In the beginning of this week’s Parsha, we read the section of the Torah that is known as “Mikra Bikurim – the reading of the first fruits.” The Torah teaches us that upon entering the land of Israel and settling it in the days of Joshua, the Jewish people were obligated to bring to the Bais Hamikdash the first produce of the seven species through which the Land of Israel is praised – wheat, barley, grapes, figs, pomegranates, olives and dates.
The Talmud describes the ceremony of the Bikurim – the first fruits. It was done with pomp and circumstance and great fanfare. When bringing the bikurim, the owner presented it to the kohein and declared his gratitude that G-d fulfilled His promise to give us the Land of Israel. Then the Kohein took the basket from the owner and together with the owner waved the bikurim. The owner then read a portion of the Torah that we read in the haggadah at the Pesach seder. The owner of the bikurim expresses the kindness of G-d Who saved us from Lavan. Afterwards, Ya’akov took his family to Egypt and there the Jewish people grew by leaps and bounds. The Egyptians afflicted us and G-d saved us from the Egyptians with a strong hand and great wonders. Then, He brought us to the Land that flows with milk and honey.
The section of Bikurim teaches us an important lesson – we must be thankful for all that G-d does for us - both in a natural and a supernatural way.

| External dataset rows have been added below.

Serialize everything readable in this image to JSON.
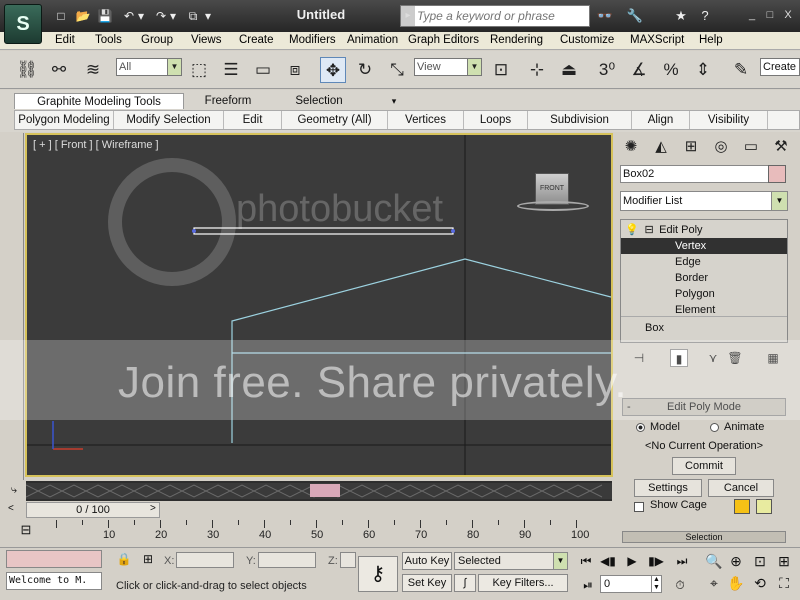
{
  "app": {
    "logo_glyph": "S",
    "document_title": "Untitled",
    "quick_access": [
      "□",
      "📂",
      "💾",
      "↶",
      "▾",
      "↷",
      "▾",
      "⧉",
      "▾"
    ],
    "search_placeholder": "Type a keyword or phrase",
    "info_center_icons": [
      "👓",
      "🔧",
      "★",
      "?"
    ],
    "window_controls": [
      "_",
      "□",
      "X"
    ]
  },
  "menu": [
    "Edit",
    "Tools",
    "Group",
    "Views",
    "Create",
    "Modifiers",
    "Animation",
    "Graph Editors",
    "Rendering",
    "Customize",
    "MAXScript",
    "Help"
  ],
  "main_toolbar": {
    "selection_filter": "All",
    "ref_coord": "View",
    "named_selection": "Create"
  },
  "ribbon": {
    "tabs": [
      "Graphite Modeling Tools",
      "Freeform",
      "Selection"
    ],
    "tab_more": "▾",
    "panels": [
      "Polygon Modeling",
      "Modify Selection",
      "Edit",
      "Geometry (All)",
      "Vertices",
      "Loops",
      "Subdivision",
      "Align",
      "Visibility"
    ]
  },
  "viewport": {
    "label": "[ + ] [ Front ] [ Wireframe ]",
    "viewcube_face": "FRONT",
    "grid_color": "#1a1a1a",
    "shape_color": "#9cd2e0",
    "selected_color": "#ffffff"
  },
  "command_panel": {
    "object_name": "Box02",
    "object_color": "#e8bcbc",
    "modifier_list": "Modifier List",
    "stack": {
      "modifier": "Edit Poly",
      "expand_glyph": "⊟",
      "sub_objects": [
        "Vertex",
        "Edge",
        "Border",
        "Polygon",
        "Element"
      ],
      "selected_index": 0,
      "base": "Box"
    },
    "edit_poly_mode": {
      "title": "Edit Poly Mode",
      "collapse_glyph": "-",
      "mode_model": "Model",
      "mode_animate": "Animate",
      "current_op": "<No Current Operation>",
      "commit": "Commit",
      "settings": "Settings",
      "cancel": "Cancel",
      "show_cage": "Show Cage",
      "cage_color_1": "#f5c116",
      "cage_color_2": "#e8eba0"
    },
    "selection_rollout": "Selection"
  },
  "timeline": {
    "slider": "0 / 100",
    "ticks": [
      10,
      20,
      30,
      40,
      50,
      60,
      70,
      80,
      90,
      100
    ]
  },
  "status": {
    "listener_output": "Welcome to M.",
    "x_label": "X:",
    "y_label": "Y:",
    "z_label": "Z:",
    "prompt": "Click or click-and-drag to select objects",
    "auto_key": "Auto Key",
    "set_key": "Set Key",
    "key_mode": "Selected",
    "key_filters": "Key Filters...",
    "current_frame": "0"
  },
  "watermark": {
    "brand": "photobucket",
    "slogan": "Join free. Share privately."
  }
}
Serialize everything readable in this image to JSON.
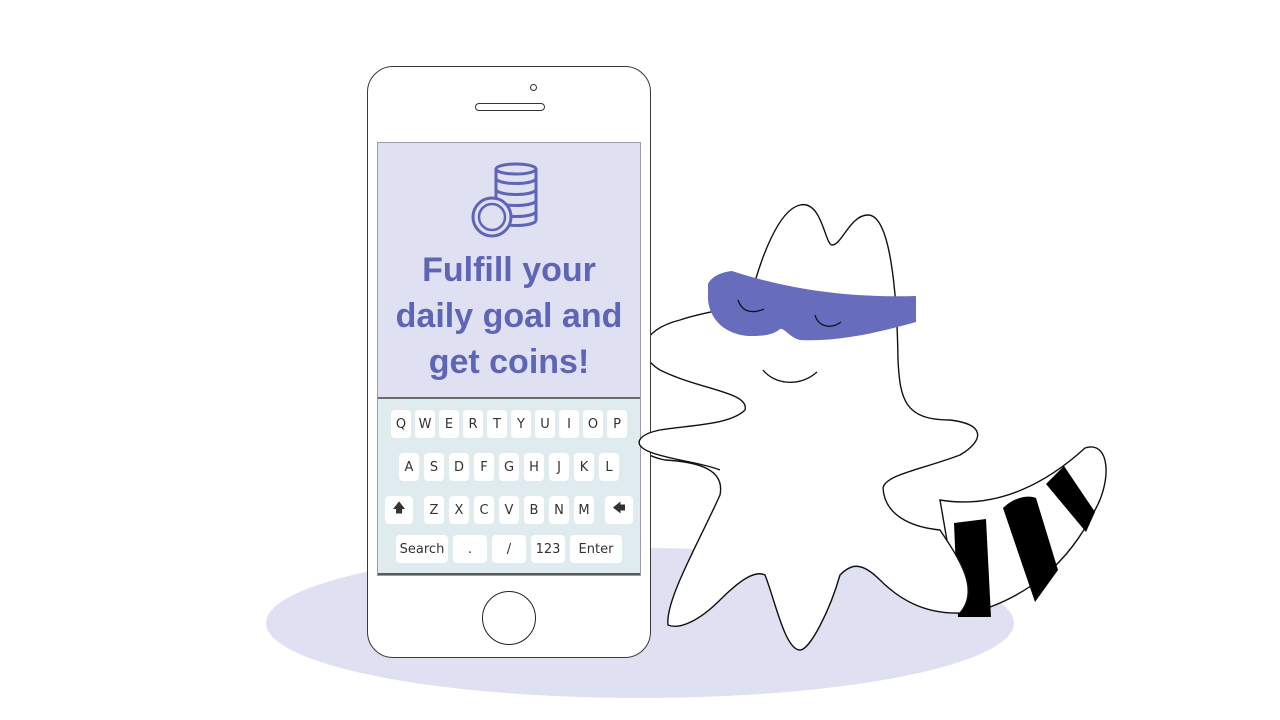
{
  "colors": {
    "accent": "#5f65b6",
    "screen_bg": "#dfe0f1",
    "keyboard_bg": "#e0ebef",
    "ground": "#dfe0f1",
    "mask": "#676cbd"
  },
  "screen": {
    "icon": "coins-icon",
    "headline_lines": [
      "Fulfill your",
      "daily goal and",
      "get coins!"
    ]
  },
  "keyboard": {
    "row1": [
      "Q",
      "W",
      "E",
      "R",
      "T",
      "Y",
      "U",
      "I",
      "O",
      "P"
    ],
    "row2": [
      "A",
      "S",
      "D",
      "F",
      "G",
      "H",
      "J",
      "K",
      "L"
    ],
    "row3": {
      "shift_icon": "shift-up-arrow-icon",
      "shift_glyph": "🡅",
      "keys": [
        "Z",
        "X",
        "C",
        "V",
        "B",
        "N",
        "M"
      ],
      "backspace_icon": "backspace-arrow-icon",
      "backspace_glyph": "🡄"
    },
    "row4": [
      "Search",
      ".",
      "/",
      "123",
      "Enter"
    ]
  },
  "character": {
    "name": "masked raccoon ghost mascot"
  }
}
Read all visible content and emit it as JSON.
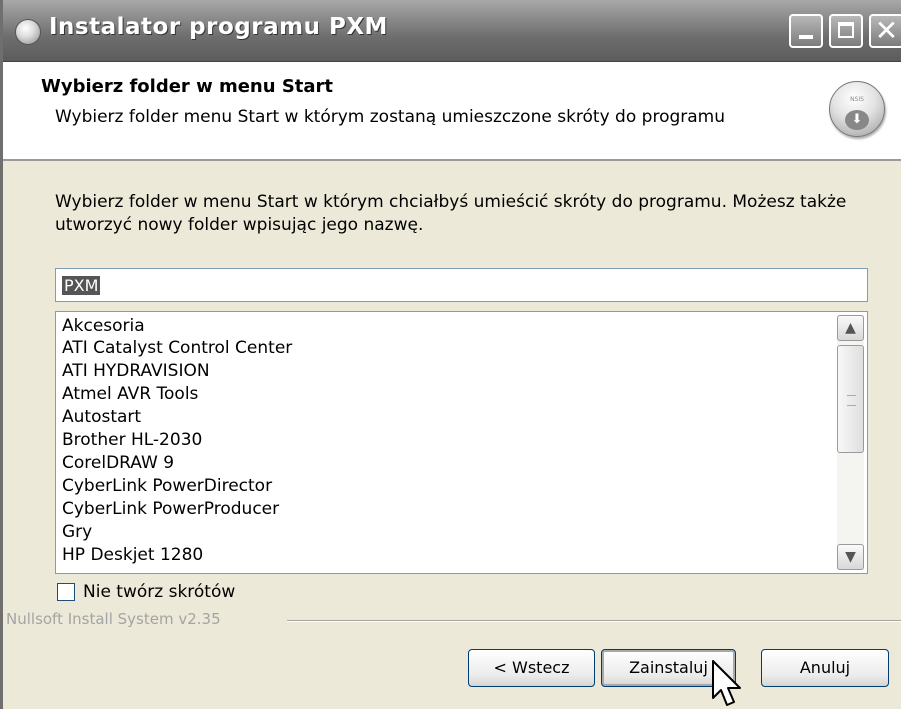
{
  "window": {
    "title": "Instalator programu PXM",
    "controls": [
      "minimize",
      "maximize",
      "close"
    ]
  },
  "header": {
    "title": "Wybierz folder w menu Start",
    "subtitle": "Wybierz folder menu Start w którym zostaną umieszczone skróty do programu",
    "logo_text": "NSIS"
  },
  "main": {
    "description": "Wybierz folder w menu Start w którym chciałbyś umieścić skróty do programu. Możesz także utworzyć nowy folder wpisując jego nazwę.",
    "folder_input_value": "PXM",
    "folder_list": [
      "Akcesoria",
      "ATI Catalyst Control Center",
      "ATI HYDRAVISION",
      "Atmel AVR Tools",
      "Autostart",
      "Brother HL-2030",
      "CorelDRAW 9",
      "CyberLink PowerDirector",
      "CyberLink PowerProducer",
      "Gry",
      "HP Deskjet 1280"
    ],
    "checkbox_label": "Nie twórz skrótów",
    "checkbox_checked": false
  },
  "footer": {
    "branding": "Nullsoft Install System v2.35",
    "back_label": "< Wstecz",
    "install_label": "Zainstaluj",
    "cancel_label": "Anuluj"
  },
  "icons": {
    "title_icon": "installer-icon",
    "header_logo": "nsis-logo-icon",
    "scroll_up": "chevron-up-icon",
    "scroll_down": "chevron-down-icon",
    "cursor": "mouse-pointer-icon"
  },
  "colors": {
    "titlebar": "#6e6e6e",
    "face": "#ece9d8",
    "border": "#7f9db9"
  }
}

We have food on the table, we have clothing, we can walk, talk, hear, feel, etc. Those actions are just as much a kindness from G-d as the splitting of the Red Sea. But, one we take for granted and the other we don’t. In Tehillim – the Book of Psalms – King David writes, “the world is built through kindness.” That is not only kindness that human beings do for one another. It also refers to kindness that G-d does for us. We must be thankful for all of the kindnesses – those we see and those we don’t - that G-d does for us.